Start of Study material
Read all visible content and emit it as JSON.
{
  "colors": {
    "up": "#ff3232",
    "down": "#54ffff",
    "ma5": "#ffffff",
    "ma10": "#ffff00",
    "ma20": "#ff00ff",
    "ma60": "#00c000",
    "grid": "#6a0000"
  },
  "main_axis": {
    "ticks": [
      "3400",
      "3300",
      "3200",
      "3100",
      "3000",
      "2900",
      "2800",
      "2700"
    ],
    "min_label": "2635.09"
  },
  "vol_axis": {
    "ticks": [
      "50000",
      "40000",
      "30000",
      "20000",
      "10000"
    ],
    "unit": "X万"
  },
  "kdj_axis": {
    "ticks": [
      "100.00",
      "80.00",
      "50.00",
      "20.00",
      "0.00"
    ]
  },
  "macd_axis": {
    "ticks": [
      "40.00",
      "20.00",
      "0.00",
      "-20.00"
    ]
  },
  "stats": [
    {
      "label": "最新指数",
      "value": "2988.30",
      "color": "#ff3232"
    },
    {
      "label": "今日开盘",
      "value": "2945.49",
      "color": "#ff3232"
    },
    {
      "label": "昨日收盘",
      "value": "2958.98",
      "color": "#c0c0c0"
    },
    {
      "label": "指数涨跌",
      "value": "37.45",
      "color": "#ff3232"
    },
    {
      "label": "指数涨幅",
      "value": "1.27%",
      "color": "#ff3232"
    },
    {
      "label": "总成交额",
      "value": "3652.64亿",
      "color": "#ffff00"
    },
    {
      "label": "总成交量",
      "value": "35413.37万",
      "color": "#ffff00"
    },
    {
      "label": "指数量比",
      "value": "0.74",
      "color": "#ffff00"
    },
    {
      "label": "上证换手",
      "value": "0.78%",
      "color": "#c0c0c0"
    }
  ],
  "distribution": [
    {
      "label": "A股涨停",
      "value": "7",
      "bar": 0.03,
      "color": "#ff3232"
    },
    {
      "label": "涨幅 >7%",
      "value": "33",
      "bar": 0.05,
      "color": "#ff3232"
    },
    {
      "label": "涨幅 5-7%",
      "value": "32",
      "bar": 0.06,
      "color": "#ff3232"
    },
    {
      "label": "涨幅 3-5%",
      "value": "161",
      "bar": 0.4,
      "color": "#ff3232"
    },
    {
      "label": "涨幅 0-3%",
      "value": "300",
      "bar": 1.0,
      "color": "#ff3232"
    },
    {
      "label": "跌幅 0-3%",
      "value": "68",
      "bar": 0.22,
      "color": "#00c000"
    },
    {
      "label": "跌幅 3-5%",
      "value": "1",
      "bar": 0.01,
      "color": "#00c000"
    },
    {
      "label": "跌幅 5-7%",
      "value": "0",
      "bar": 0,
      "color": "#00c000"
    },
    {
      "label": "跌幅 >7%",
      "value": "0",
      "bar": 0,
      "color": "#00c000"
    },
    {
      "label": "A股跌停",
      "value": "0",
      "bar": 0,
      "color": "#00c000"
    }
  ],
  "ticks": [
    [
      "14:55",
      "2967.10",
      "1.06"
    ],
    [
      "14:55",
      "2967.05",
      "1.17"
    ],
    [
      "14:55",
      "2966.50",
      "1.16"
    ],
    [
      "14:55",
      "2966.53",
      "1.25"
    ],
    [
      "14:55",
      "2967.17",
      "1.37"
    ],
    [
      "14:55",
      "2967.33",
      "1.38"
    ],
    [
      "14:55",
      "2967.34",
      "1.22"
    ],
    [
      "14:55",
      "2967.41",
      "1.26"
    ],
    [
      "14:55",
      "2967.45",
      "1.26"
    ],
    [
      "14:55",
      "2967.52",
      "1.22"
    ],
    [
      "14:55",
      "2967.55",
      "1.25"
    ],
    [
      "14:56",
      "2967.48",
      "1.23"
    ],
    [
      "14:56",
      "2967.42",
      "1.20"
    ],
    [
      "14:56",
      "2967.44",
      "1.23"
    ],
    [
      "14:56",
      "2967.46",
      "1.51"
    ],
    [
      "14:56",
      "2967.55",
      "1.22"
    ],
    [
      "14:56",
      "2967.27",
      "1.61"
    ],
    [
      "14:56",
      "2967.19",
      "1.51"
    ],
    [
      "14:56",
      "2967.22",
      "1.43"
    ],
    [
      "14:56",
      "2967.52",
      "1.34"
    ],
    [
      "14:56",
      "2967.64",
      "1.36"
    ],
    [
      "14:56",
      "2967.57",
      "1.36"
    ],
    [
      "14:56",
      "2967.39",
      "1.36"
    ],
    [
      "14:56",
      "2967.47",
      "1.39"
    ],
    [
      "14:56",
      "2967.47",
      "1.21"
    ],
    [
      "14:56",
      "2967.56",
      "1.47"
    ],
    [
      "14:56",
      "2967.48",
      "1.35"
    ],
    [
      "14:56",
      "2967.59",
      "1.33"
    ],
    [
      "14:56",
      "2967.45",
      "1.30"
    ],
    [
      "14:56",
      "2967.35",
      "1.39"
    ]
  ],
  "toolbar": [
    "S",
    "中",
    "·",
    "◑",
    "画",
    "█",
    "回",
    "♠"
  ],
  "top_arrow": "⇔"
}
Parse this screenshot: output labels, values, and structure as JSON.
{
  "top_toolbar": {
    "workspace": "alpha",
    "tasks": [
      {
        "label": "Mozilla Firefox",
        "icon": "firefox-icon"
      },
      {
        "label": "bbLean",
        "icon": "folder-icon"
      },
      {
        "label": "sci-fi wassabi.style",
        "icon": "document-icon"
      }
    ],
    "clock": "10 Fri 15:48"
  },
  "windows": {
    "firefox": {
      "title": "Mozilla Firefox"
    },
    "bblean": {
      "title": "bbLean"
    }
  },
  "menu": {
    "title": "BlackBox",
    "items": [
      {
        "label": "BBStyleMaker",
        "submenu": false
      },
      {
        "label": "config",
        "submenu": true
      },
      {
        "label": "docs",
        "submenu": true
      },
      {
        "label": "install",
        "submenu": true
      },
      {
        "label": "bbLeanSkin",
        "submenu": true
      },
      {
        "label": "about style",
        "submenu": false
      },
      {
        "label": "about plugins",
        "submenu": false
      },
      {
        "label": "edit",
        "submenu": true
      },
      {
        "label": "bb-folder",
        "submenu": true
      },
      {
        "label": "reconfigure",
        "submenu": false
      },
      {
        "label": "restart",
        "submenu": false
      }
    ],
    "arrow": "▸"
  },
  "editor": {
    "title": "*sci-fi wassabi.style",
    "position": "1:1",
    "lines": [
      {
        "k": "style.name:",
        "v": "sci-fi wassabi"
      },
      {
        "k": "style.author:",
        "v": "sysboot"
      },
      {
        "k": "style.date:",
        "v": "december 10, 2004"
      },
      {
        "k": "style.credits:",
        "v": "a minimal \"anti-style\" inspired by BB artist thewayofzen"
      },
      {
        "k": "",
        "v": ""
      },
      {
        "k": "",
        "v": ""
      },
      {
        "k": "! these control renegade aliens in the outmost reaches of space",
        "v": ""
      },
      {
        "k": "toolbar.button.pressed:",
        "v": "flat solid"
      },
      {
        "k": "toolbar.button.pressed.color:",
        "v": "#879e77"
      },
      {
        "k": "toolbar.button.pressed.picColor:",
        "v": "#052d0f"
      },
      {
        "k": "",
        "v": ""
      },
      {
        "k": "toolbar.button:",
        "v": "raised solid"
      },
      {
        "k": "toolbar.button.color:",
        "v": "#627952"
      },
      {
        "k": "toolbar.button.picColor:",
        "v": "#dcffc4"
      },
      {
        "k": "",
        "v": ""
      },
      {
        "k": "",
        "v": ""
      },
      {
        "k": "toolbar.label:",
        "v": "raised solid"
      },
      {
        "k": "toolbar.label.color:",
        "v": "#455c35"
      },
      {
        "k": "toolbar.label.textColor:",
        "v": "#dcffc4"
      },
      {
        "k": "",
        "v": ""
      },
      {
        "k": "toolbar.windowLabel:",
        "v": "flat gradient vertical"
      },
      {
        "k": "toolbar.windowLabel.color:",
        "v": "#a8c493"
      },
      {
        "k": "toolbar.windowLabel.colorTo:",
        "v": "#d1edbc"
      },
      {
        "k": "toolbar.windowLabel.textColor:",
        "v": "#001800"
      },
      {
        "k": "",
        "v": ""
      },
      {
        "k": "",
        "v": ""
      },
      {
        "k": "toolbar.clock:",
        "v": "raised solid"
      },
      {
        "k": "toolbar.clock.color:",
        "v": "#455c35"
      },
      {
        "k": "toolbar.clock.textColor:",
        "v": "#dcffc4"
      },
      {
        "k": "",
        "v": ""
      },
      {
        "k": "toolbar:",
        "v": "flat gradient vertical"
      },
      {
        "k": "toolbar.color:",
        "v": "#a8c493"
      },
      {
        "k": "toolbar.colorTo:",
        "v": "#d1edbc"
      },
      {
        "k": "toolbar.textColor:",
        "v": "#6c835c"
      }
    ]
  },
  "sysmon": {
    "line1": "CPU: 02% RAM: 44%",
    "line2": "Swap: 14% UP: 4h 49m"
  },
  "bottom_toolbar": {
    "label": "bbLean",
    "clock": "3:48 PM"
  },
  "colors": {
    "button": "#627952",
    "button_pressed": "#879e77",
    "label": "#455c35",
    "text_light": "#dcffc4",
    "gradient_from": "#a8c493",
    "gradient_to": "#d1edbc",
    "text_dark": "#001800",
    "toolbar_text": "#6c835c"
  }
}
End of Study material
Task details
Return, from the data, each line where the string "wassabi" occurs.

Task response
        "label": "sci-fi wassabi.style",
    "title": "*sci-fi wassabi.style",
        "v": "sci-fi wassabi"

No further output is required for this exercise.